**Work to be completed**
Retype all of the data that follows, line for line.

[Data under study — start]

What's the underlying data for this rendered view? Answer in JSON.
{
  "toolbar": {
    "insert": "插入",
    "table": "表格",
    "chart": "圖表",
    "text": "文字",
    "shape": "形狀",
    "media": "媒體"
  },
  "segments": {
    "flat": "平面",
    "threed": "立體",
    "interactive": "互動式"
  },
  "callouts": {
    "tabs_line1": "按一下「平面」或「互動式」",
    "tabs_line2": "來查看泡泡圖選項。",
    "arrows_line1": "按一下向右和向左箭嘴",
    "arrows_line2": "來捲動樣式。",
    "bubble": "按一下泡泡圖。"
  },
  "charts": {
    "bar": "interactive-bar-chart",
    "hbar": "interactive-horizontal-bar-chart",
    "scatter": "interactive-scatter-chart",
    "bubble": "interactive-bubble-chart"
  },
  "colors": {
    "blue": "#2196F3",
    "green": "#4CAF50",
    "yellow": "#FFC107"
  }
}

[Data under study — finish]

**Response box**
What's the underlying data for this rendered view? Answer in JSON.
{
  "toolbar": {
    "insert": "插入",
    "table": "表格",
    "chart": "圖表",
    "text": "文字",
    "shape": "形狀",
    "media": "媒體"
  },
  "segments": {
    "flat": "平面",
    "threed": "立體",
    "interactive": "互動式"
  },
  "callouts": {
    "tabs_line1": "按一下「平面」或「互動式」",
    "tabs_line2": "來查看泡泡圖選項。",
    "arrows_line1": "按一下向右和向左箭嘴",
    "arrows_line2": "來捲動樣式。",
    "bubble": "按一下泡泡圖。"
  },
  "charts": {
    "bar": "interactive-bar-chart",
    "hbar": "interactive-horizontal-bar-chart",
    "scatter": "interactive-scatter-chart",
    "bubble": "interactive-bubble-chart"
  },
  "colors": {
    "blue": "#2196F3",
    "green": "#4CAF50",
    "yellow": "#FFC107"
  }
}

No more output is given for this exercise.